What is Invasive Cancer?

Invasive cancer is cancer that has spread from inside your breast duct or lobule to invade other parts of your breast. When breast cancer spreads to other parts of your body, this is called "metastasis." The cancer cells circulate in your blood until they invade a body part and grow there. They often settle in the liver, lungs, or bones. Treatment for invasive cancer usually requires both local and systemic treatments.

Local treatment (shown on left) is done to eliminate the cancer that is in your breast itself, and often consists of the removal of the cancer tissue combined with local radiation therapy.

Systemic treatment (shown on right) is done to treat possible or actual tumor cells (no matter where they are) that may have spread. Systemic treatment fights cancer all over your body, not just in your breast.

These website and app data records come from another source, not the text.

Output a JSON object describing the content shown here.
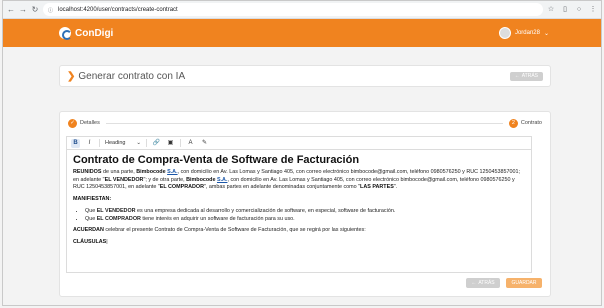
{
  "browser": {
    "url": "localhost:4200/user/contracts/create-contract"
  },
  "header": {
    "brand": "ConDigi",
    "user_name": "Jordan28"
  },
  "page": {
    "title": "Generar contrato con IA",
    "back_top_label": "ATRÁS"
  },
  "steps": [
    {
      "number": "1",
      "label": "Detalles"
    },
    {
      "number": "2",
      "label": "Contrato"
    }
  ],
  "toolbar": {
    "heading_label": "Heading"
  },
  "document": {
    "title": "Contrato de Compra-Venta de Software de Facturación",
    "p1": {
      "r1": "REUNIDOS",
      "r2": " de una parte, ",
      "r3": "Bimbocode",
      "r4": "S.A.",
      "r5": ", con domicilio en Av. Las Lomas y Santiago 405, con correo electrónico bimbocode@gmail.com, teléfono 0980576250 y RUC 1250453857001; en adelante \"",
      "r6": "EL VENDEDOR",
      "r7": "\"; y de otra parte, ",
      "r8": "Bimbocode",
      "r9": "S.A.",
      "r10": ", con domicilio en Av. Las Lomas y Santiago 405, con correo electrónico bimbocode@gmail.com, teléfono 0980576250 y RUC 1250453857001, en adelante \"",
      "r11": "EL COMPRADOR",
      "r12": "\", ambas partes en adelante denominadas conjuntamente como \"",
      "r13": "LAS PARTES",
      "r14": "\"."
    },
    "manifiestan": "MANIFIESTAN:",
    "li1": {
      "a": "Que ",
      "b": "EL VENDEDOR",
      "c": " es una empresa dedicada al desarrollo y comercialización de software, en especial, software de facturación."
    },
    "li2": {
      "a": "Que ",
      "b": "EL COMPRADOR",
      "c": " tiene interés en adquirir un software de facturación para su uso."
    },
    "acuerdan": {
      "a": "ACUERDAN",
      "b": " celebrar el presente Contrato de Compra-Venta de Software de Facturación, que se regirá por las siguientes:"
    },
    "clausulas": "CLÁUSULAS"
  },
  "footer": {
    "back_label": "ATRÁS",
    "save_label": "GUARDAR"
  },
  "colors": {
    "accent": "#f0831f",
    "link": "#1a56a8"
  }
}
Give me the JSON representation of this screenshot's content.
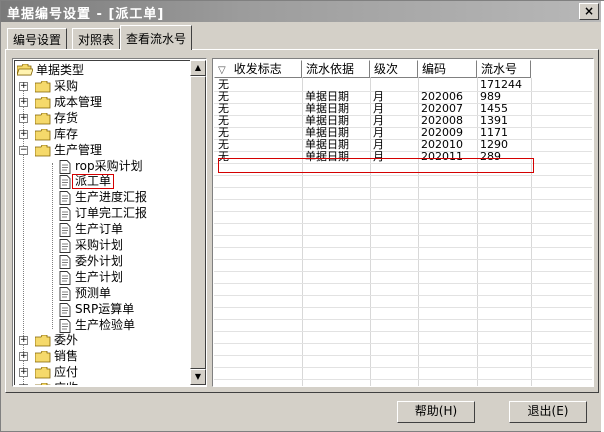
{
  "window": {
    "title": "单据编号设置 - [派工单]",
    "close_glyph": "×"
  },
  "tabs": [
    {
      "label": "编号设置"
    },
    {
      "label": "对照表"
    },
    {
      "label": "查看流水号",
      "active": true
    }
  ],
  "tree": {
    "root": "单据类型",
    "nodes": [
      {
        "label": "采购",
        "expander": "+"
      },
      {
        "label": "成本管理",
        "expander": "+"
      },
      {
        "label": "存货",
        "expander": "+"
      },
      {
        "label": "库存",
        "expander": "+"
      },
      {
        "label": "生产管理",
        "expander": "−"
      },
      {
        "label": "rop采购计划"
      },
      {
        "label": "派工单",
        "selected": true
      },
      {
        "label": "生产进度汇报"
      },
      {
        "label": "订单完工汇报"
      },
      {
        "label": "生产订单"
      },
      {
        "label": "采购计划"
      },
      {
        "label": "委外计划"
      },
      {
        "label": "生产计划"
      },
      {
        "label": "预测单"
      },
      {
        "label": "SRP运算单"
      },
      {
        "label": "生产检验单"
      },
      {
        "label": "委外",
        "expander": "+"
      },
      {
        "label": "销售",
        "expander": "+"
      },
      {
        "label": "应付",
        "expander": "+"
      },
      {
        "label": "应收",
        "expander": "+"
      }
    ]
  },
  "grid": {
    "sort_glyph": "▽",
    "columns": [
      "收发标志",
      "流水依据",
      "级次",
      "编码",
      "流水号"
    ],
    "rows": [
      [
        "无",
        "",
        "",
        "",
        "171244"
      ],
      [
        "无",
        "单据日期",
        "月",
        "202006",
        "989"
      ],
      [
        "无",
        "单据日期",
        "月",
        "202007",
        "1455"
      ],
      [
        "无",
        "单据日期",
        "月",
        "202008",
        "1391"
      ],
      [
        "无",
        "单据日期",
        "月",
        "202009",
        "1171"
      ],
      [
        "无",
        "单据日期",
        "月",
        "202010",
        "1290"
      ],
      [
        "无",
        "单据日期",
        "月",
        "202011",
        "289"
      ]
    ]
  },
  "buttons": {
    "help": "帮助(H)",
    "exit": "退出(E)"
  },
  "colors": {
    "highlight_border": "#d40000",
    "folder": "#f5d96b"
  }
}
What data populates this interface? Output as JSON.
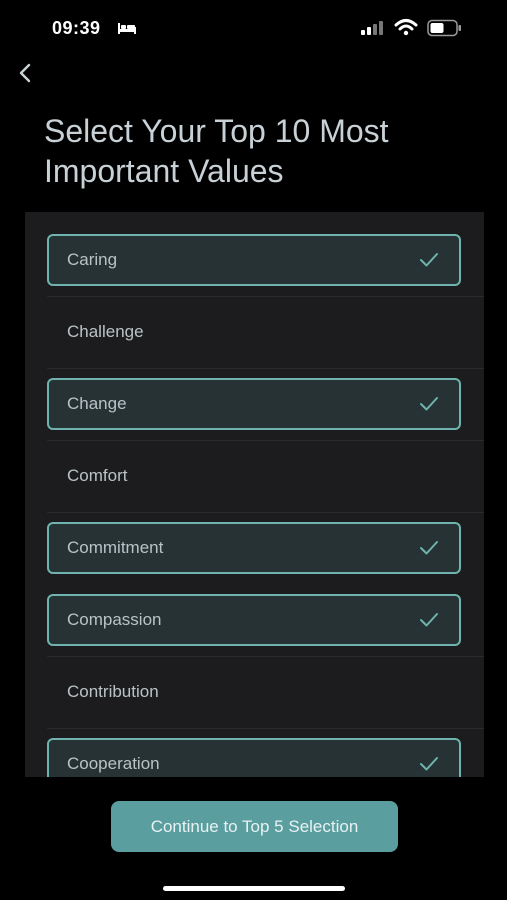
{
  "status_bar": {
    "time": "09:39",
    "icons": [
      "bed-icon",
      "signal-icon",
      "wifi-icon",
      "battery-icon"
    ]
  },
  "header": {
    "back_icon": "chevron-left-icon",
    "title": "Select Your Top 10 Most Important Values"
  },
  "values": [
    {
      "label": "Caring",
      "selected": true
    },
    {
      "label": "Challenge",
      "selected": false
    },
    {
      "label": "Change",
      "selected": true
    },
    {
      "label": "Comfort",
      "selected": false
    },
    {
      "label": "Commitment",
      "selected": true
    },
    {
      "label": "Compassion",
      "selected": true
    },
    {
      "label": "Contribution",
      "selected": false
    },
    {
      "label": "Cooperation",
      "selected": true
    }
  ],
  "footer": {
    "continue_label": "Continue to Top 5 Selection"
  },
  "colors": {
    "background": "#000000",
    "panel": "#1c1c1e",
    "selected_fill": "#263234",
    "accent": "#6fb3ae",
    "button": "#5a9ea0"
  }
}
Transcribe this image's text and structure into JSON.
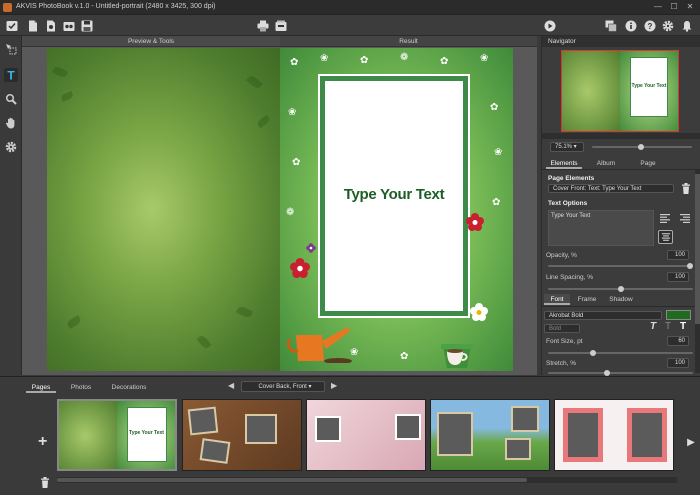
{
  "title": "AKVIS PhotoBook v.1.0 - Untitled-portrait (2480 x 3425, 300 dpi)",
  "window_controls": [
    "—",
    "☐",
    "✕"
  ],
  "canvas": {
    "left_header": "Preview & Tools",
    "right_header": "Result",
    "placeholder_text": "Type Your Text"
  },
  "navigator": {
    "header": "Navigator",
    "zoom": "75.1%",
    "thumb_text": "Type Your Text"
  },
  "panel_tabs": [
    "Elements",
    "Album",
    "Page"
  ],
  "page_elements": {
    "label": "Page Elements",
    "selected": "Cover Front: Text: Type Your Text"
  },
  "text_options": {
    "label": "Text Options",
    "value": "Type Your Text",
    "opacity_label": "Opacity, %",
    "opacity_value": "100",
    "opacity_level": 1.0,
    "line_spacing_label": "Line Spacing, %",
    "line_spacing_value": "100",
    "line_spacing_level": 0.5
  },
  "font_tabs": [
    "Font",
    "Frame",
    "Shadow"
  ],
  "font": {
    "family": "Akrobat Bold",
    "style": "Bold",
    "color": "#1f6b1f",
    "size_label": "Font Size, pt",
    "size_value": "60",
    "size_level": 0.3,
    "stretch_label": "Stretch, %",
    "stretch_value": "100",
    "stretch_level": 0.4,
    "style_icons": [
      "T",
      "T",
      "T"
    ]
  },
  "bottom": {
    "tabs": [
      "Pages",
      "Photos",
      "Decorations"
    ],
    "active_tab": "Pages",
    "page_selector": "Cover Back, Front",
    "thumb_text": "Type Your Text"
  }
}
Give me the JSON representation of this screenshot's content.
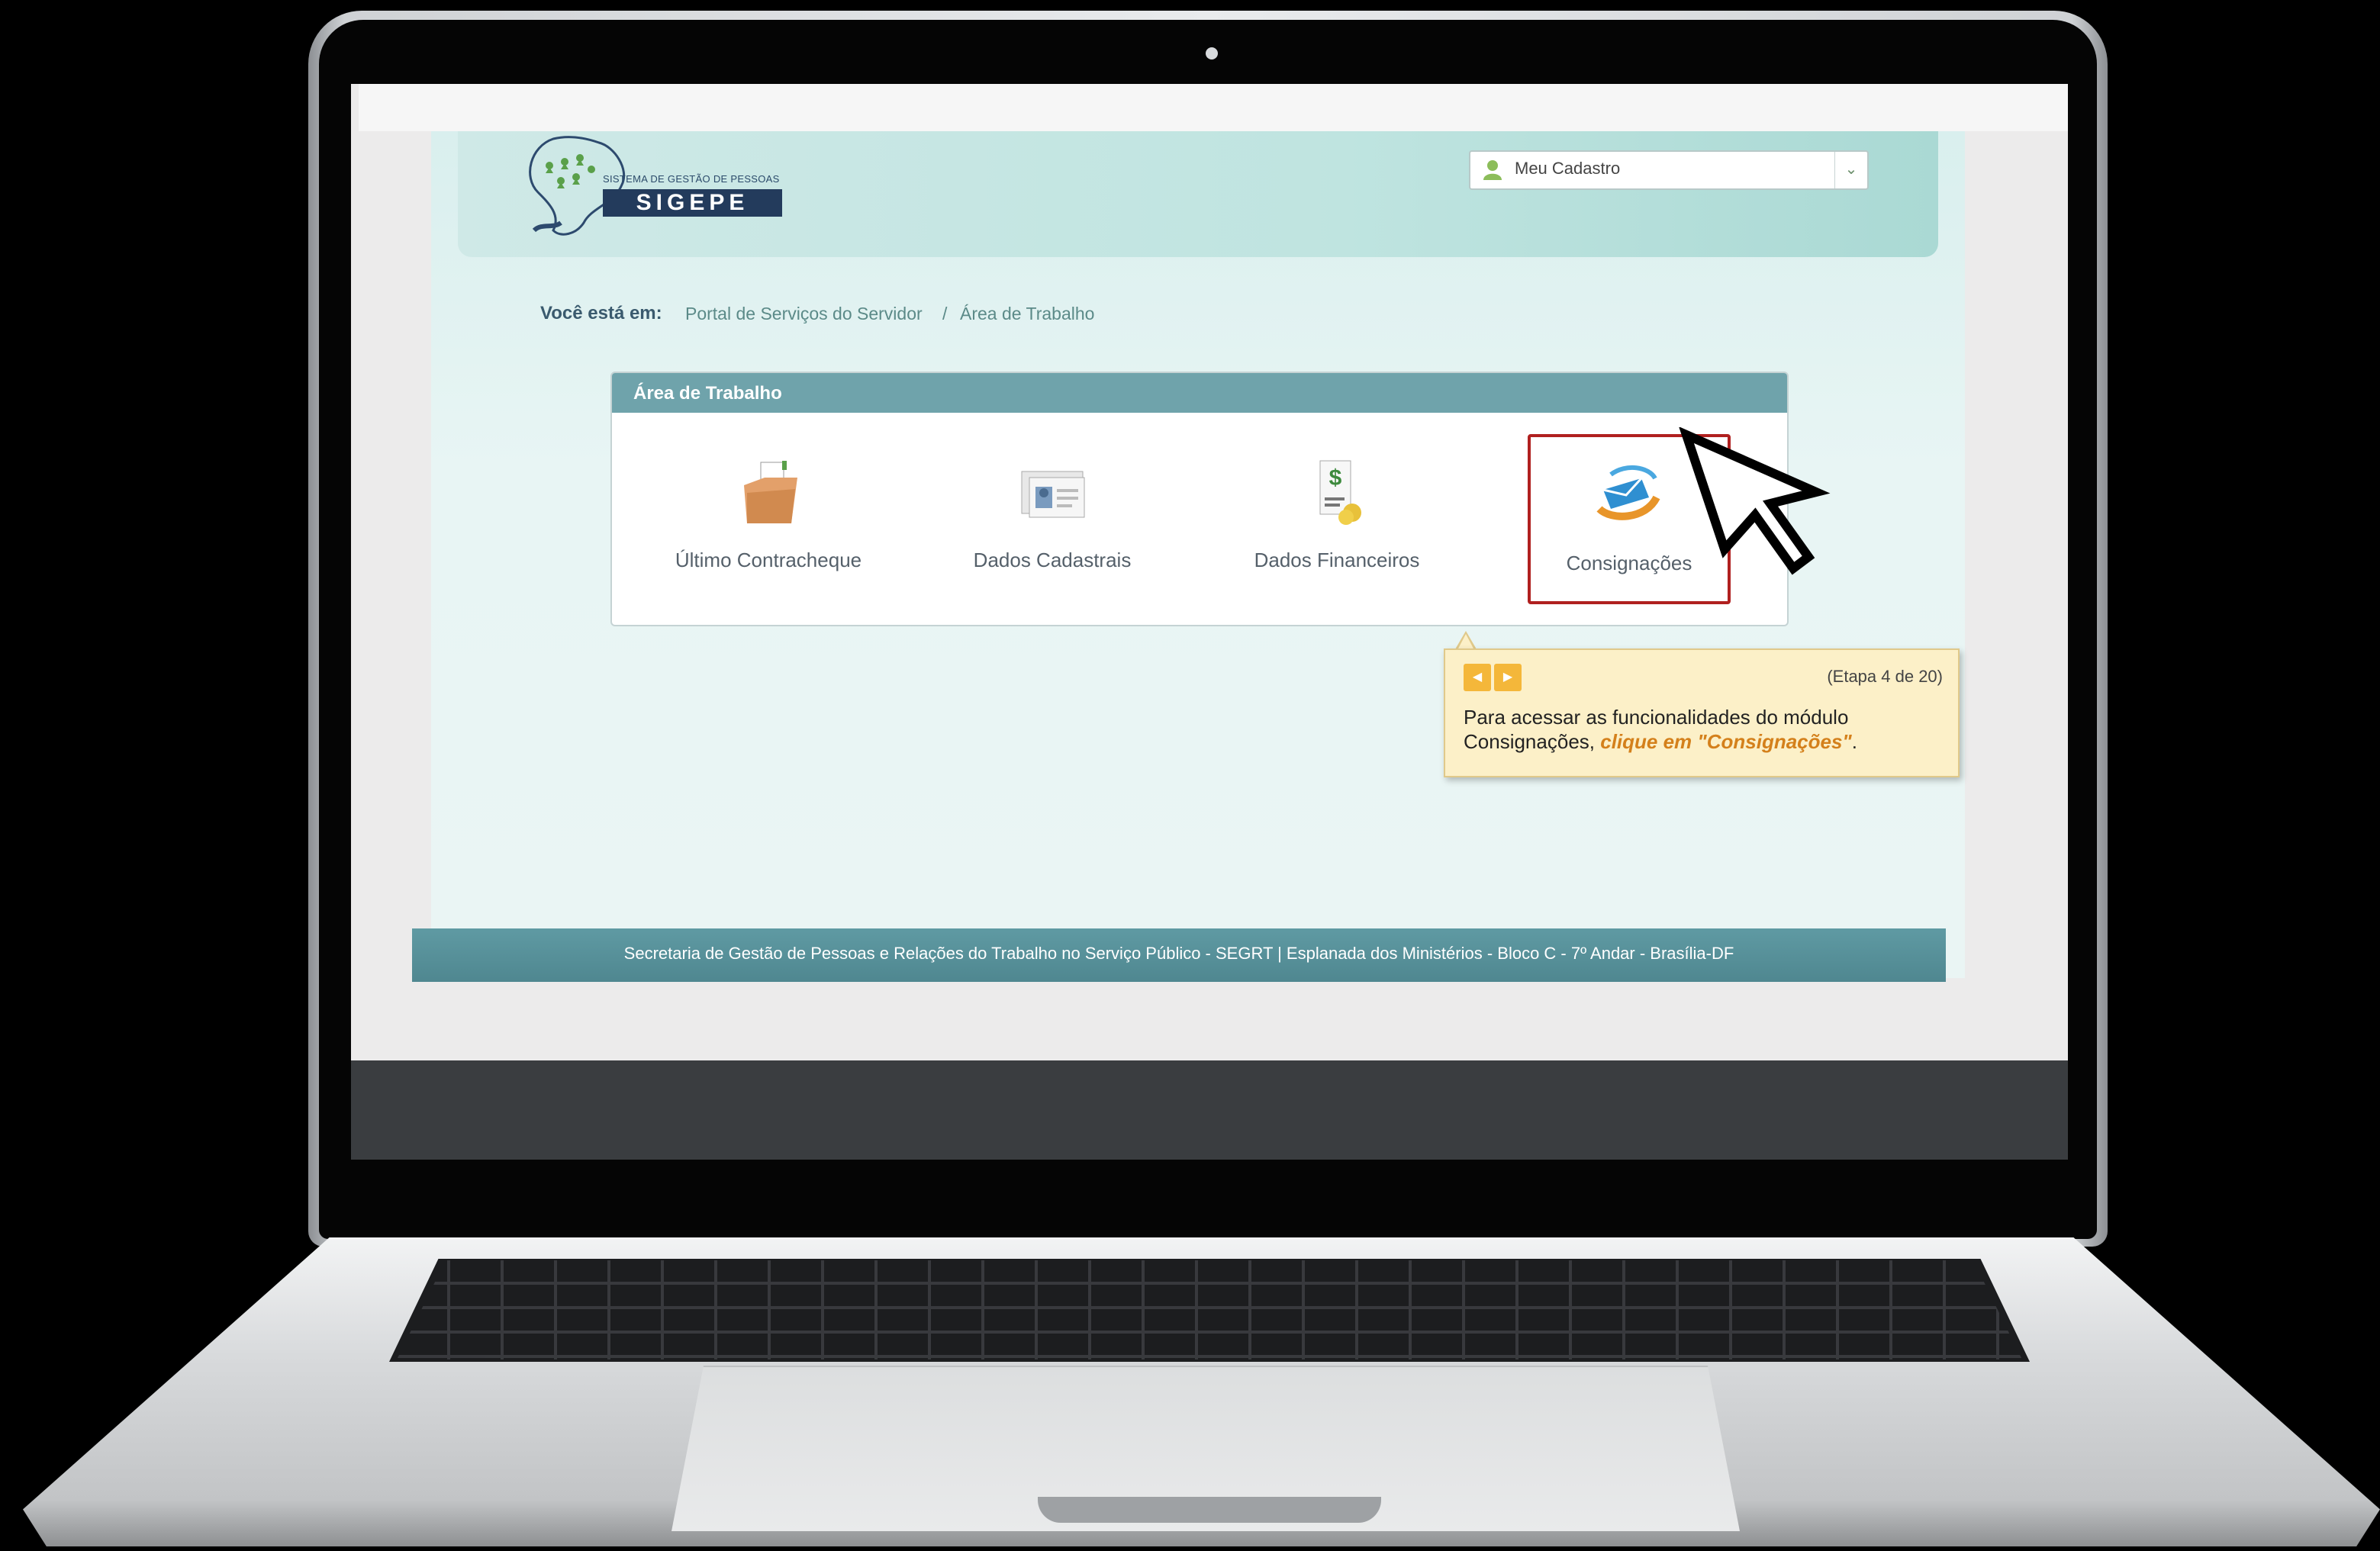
{
  "logo": {
    "small_text": "SISTEMA DE GESTÃO DE PESSOAS",
    "name": "SIGEPE"
  },
  "header": {
    "dropdown_label": "Meu Cadastro"
  },
  "breadcrumb": {
    "lead": "Você está em:",
    "items": [
      "Portal de Serviços do Servidor",
      "Área de Trabalho"
    ],
    "separator": "/"
  },
  "panel": {
    "title": "Área de Trabalho",
    "tiles": [
      {
        "label": "Último Contracheque",
        "icon": "folder-icon"
      },
      {
        "label": "Dados Cadastrais",
        "icon": "id-cards-icon"
      },
      {
        "label": "Dados Financeiros",
        "icon": "money-document-icon"
      },
      {
        "label": "Consignações",
        "icon": "envelope-swirl-icon",
        "highlighted": true
      }
    ]
  },
  "tooltip": {
    "step": "(Etapa 4 de 20)",
    "text_before": "Para acessar as funcionalidades do módulo Consignações, ",
    "text_emphasis": "clique em \"Consignações\"",
    "text_after": "."
  },
  "footer": {
    "text": "Secretaria de Gestão de Pessoas e Relações do Trabalho no Serviço Público - SEGRT | Esplanada dos Ministérios - Bloco C - 7º Andar - Brasília-DF"
  },
  "colors": {
    "highlight": "#b0201f",
    "panel_header": "#6fa3ab",
    "footer": "#5f9aa3",
    "tooltip_bg": "#fcf0c8",
    "emphasis": "#d4801b"
  }
}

 © 1999 Michigan State University
Communication Technology Laboratory